Israeli-Canadian architect, urban planner and author Moshe Safdie is in the spotlight for this week’s instalment of the A to Z of Expo Architects for designing the Habitat 67 urban residential complex for World Expo 1967 Montreal.
Engineer, architect and pioneer of tensile structures, Frei Otto takes the “O” spot for this week’s A to Z of Expo Architects. Rising to fame for designing the Federal Republic of Germany’s revolutionary pavilion at World Expo 1967 Montreal, Otto later added to his Expo contribution by co-designing Japan’s iconic paper pavilion at World Expo 2000 Hannover.
Following on from Gustave Eiffel, the A to Z of Expo Architects moves on to another groundbreaking designer who made waves for his original and bold creations: Richard Buckminster Fuller.
Perhaps as celebrated for his unbuilt projects as for the structures that saw the light of day, one of Fuller’s most iconic creations is World Expo 1967 Montreal’s United States’ pavilion, the largest geodesic dome at the time of more than half a sphere, today known as the Biosphere.
Expos are blank canvasses for innovative structures and architectural concepts, giving new and established architects the opportunity to design memorable pavilions. One such architect is Karl Schwanzer, the celebrated Austrian architect who was born 100 years ago today.

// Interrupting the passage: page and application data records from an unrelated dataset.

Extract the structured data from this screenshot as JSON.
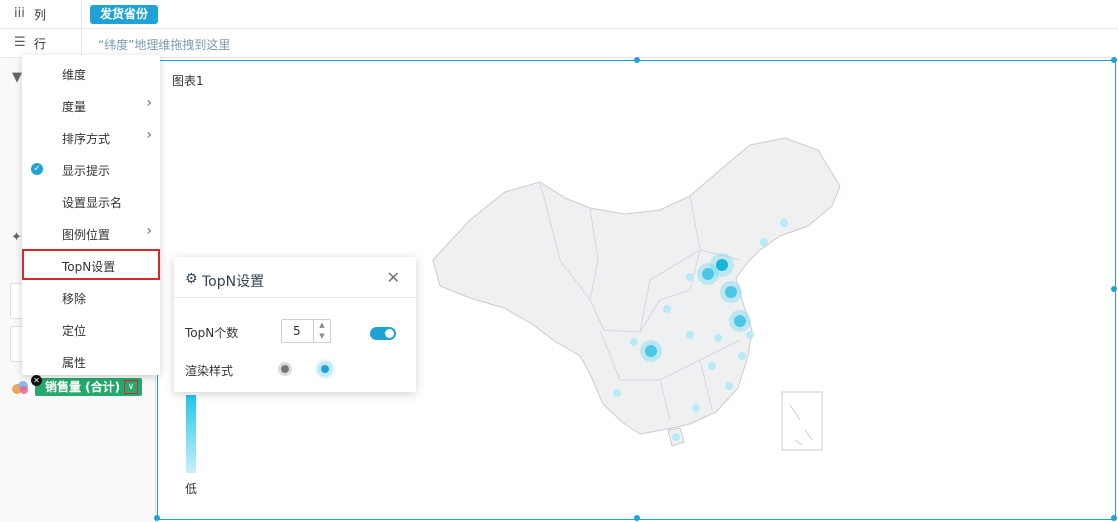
{
  "columns_bar": {
    "icon": "column-bars-icon",
    "icon_glyph": "iii",
    "label": "列",
    "field": "发货省份"
  },
  "rows_bar": {
    "icon": "list-icon",
    "icon_glyph": "☰",
    "label": "行",
    "placeholder": "“纬度”地理维拖拽到这里"
  },
  "context_menu": {
    "items": [
      {
        "label": "维度",
        "has_submenu": false,
        "checked": false
      },
      {
        "label": "度量",
        "has_submenu": true,
        "checked": false
      },
      {
        "label": "排序方式",
        "has_submenu": true,
        "checked": false
      },
      {
        "label": "显示提示",
        "has_submenu": false,
        "checked": true
      },
      {
        "label": "设置显示名",
        "has_submenu": false,
        "checked": false
      },
      {
        "label": "图例位置",
        "has_submenu": true,
        "checked": false
      },
      {
        "label": "TopN设置",
        "has_submenu": false,
        "checked": false,
        "highlighted": true
      },
      {
        "label": "移除",
        "has_submenu": false,
        "checked": false
      },
      {
        "label": "定位",
        "has_submenu": false,
        "checked": false
      },
      {
        "label": "属性",
        "has_submenu": false,
        "checked": false
      }
    ]
  },
  "measure_tag": {
    "label": "销售量 (合计)",
    "color": "#26a96c"
  },
  "chart": {
    "title": "图表1",
    "legend_low": "低"
  },
  "topn_panel": {
    "title": "TopN设置",
    "count_label": "TopN个数",
    "count_value": "5",
    "render_label": "渲染样式",
    "toggle_on": true,
    "render_style_selected": "glow"
  },
  "colors": {
    "accent": "#1fa2d6",
    "highlight_border": "#d42a2a",
    "map_fill": "#eef0f2"
  }
}
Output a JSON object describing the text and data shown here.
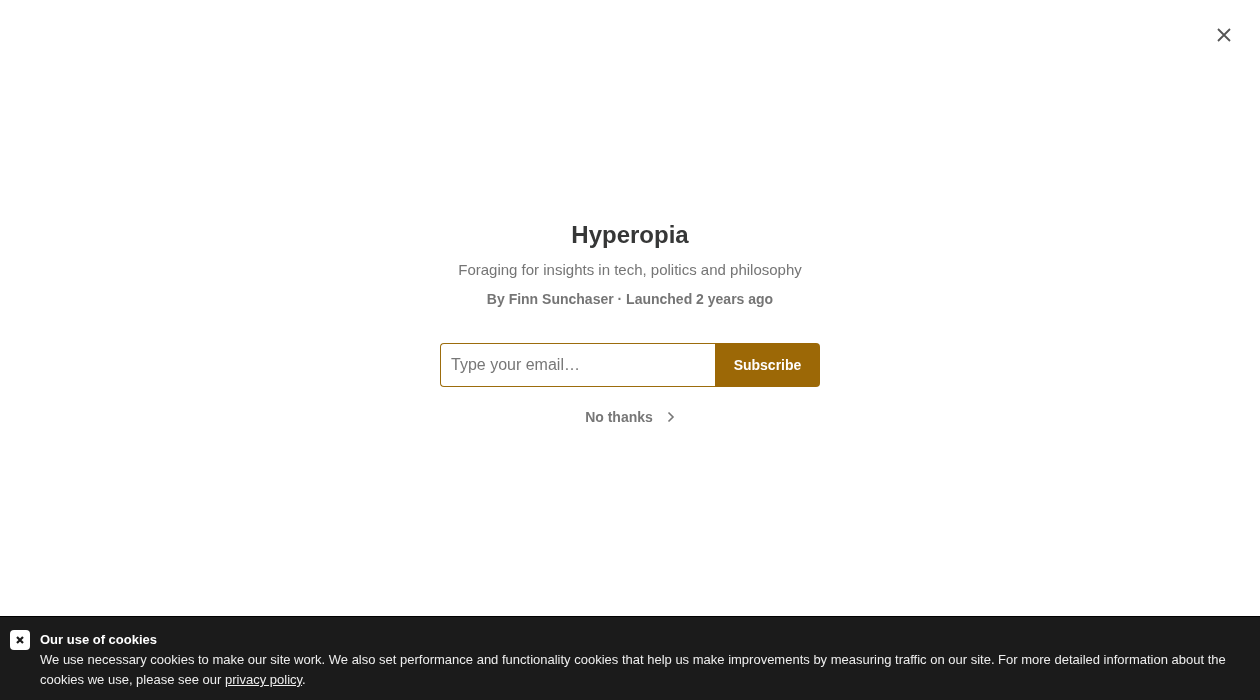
{
  "title": "Hyperopia",
  "tagline": "Foraging for insights in tech, politics and philosophy",
  "byline": "By Finn Sunchaser · Launched 2 years ago",
  "email_field": {
    "placeholder": "Type your email…"
  },
  "subscribe_button": "Subscribe",
  "skip_link": "No thanks",
  "cookie_banner": {
    "title": "Our use of cookies",
    "text": "We use necessary cookies to make our site work. We also set performance and functionality cookies that help us make improvements by measuring traffic on our site. For more detailed information about the cookies we use, please see our ",
    "link": "privacy policy",
    "end": "."
  }
}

A major figure in post-War architecture, Karl Schwanzer first made the headlines for his native country’s national pavilion at Expo 1958 in Brussels. This success was followed nine years later when he designed not only Austria’s pavilion at Expo 1967 Montreal, but also the Expo’s on-site Vienna Kindergarten.

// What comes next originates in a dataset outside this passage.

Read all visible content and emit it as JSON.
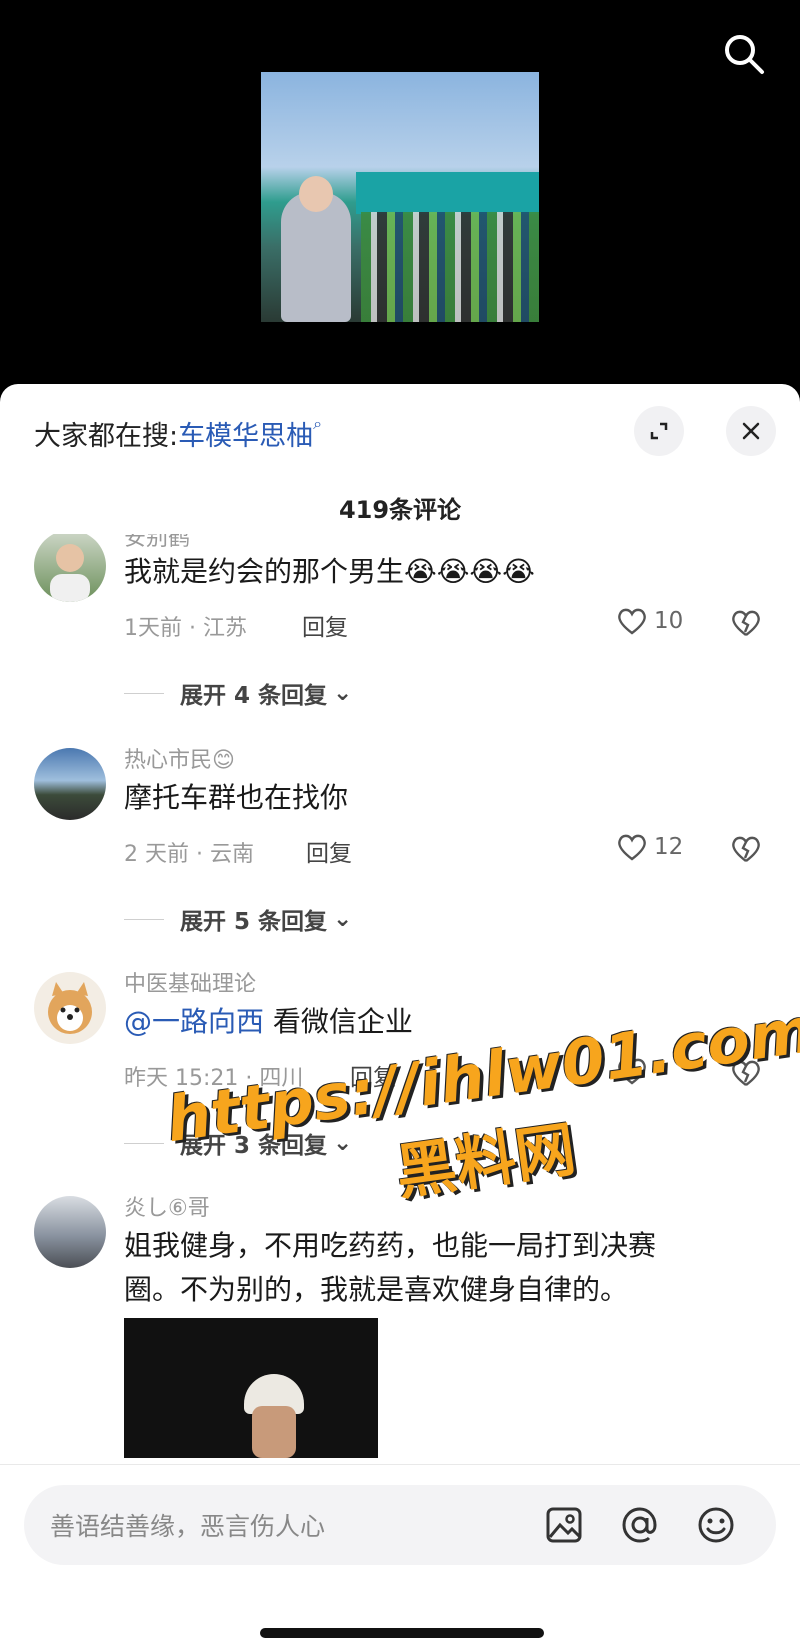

Today marks the 50th anniversary of the French national day at Expo 1967 Montreal, a World Expo with the theme “Terre des Hommes” (Man and His World) which focused on mankind’s progress and innovations.
The theme of the French pavilion was “Tradition and Invention”. Among the exhibitions that were showcased were a model of the bathysphere “Archimede”, a colour television manufactured in France, and objects from Jacques-Yves Cousteau’s marine expeditions.
Passports give us the opportunity to cross borders and discover new horizons, while keeping a record of our journeys throughout the world. As the first day of the "Week at Expo 2017" series, we celebrate the 50th anniversary of Expo passports and their continued popularity to this day.
Organisers of Expo 1967 Montreal first issued Expo passports as a novel form of ticket, with a separate page for each participating country to encourage visits to as many pavilions as possible. Visitors could either purchase an adult passport, or a youth passport. Shaped like a small booklet, these “passports” were sold at the entrance to the Expo site, and have since become one of the most popular souvenirs for visitors who want to keep track of all the different pavilions they visit.
On 28 April 1967, the gates to Expo 1967 Montreal opened to the public, marking the start of a new and modern era for the city. The Expo, which celebrated 100 years of Canadian Confederation and 325 years since Montreal’s founding, was a major accomplishment for the city and for Canada.
During the six months that the Expo was open, 50 million people passed through the turnstyles, eager to discover the latest innovations and explore different interpretations of the theme “Man and His World” (in French: Terre des hommes).
Among Montreal’s many celebrations this year, the 50th anniversary of Expo 1967 is undoubtedly the one that brings on the strongest feelings of nostalgia among its residents. In the same year as it marks the 375th anniversary of the city’s founding and 150 years of Canadian Confederation, the city of Montreal is organising a range of activities to remember the glorious six months of 1967 when the city welcomed the world under the theme “Man and his World.”
On 4 March, Montrealers will be able to rediscover the excitement and wonder of Expo 1967 when the city holds its annual Nuit Blanche late night cultural event.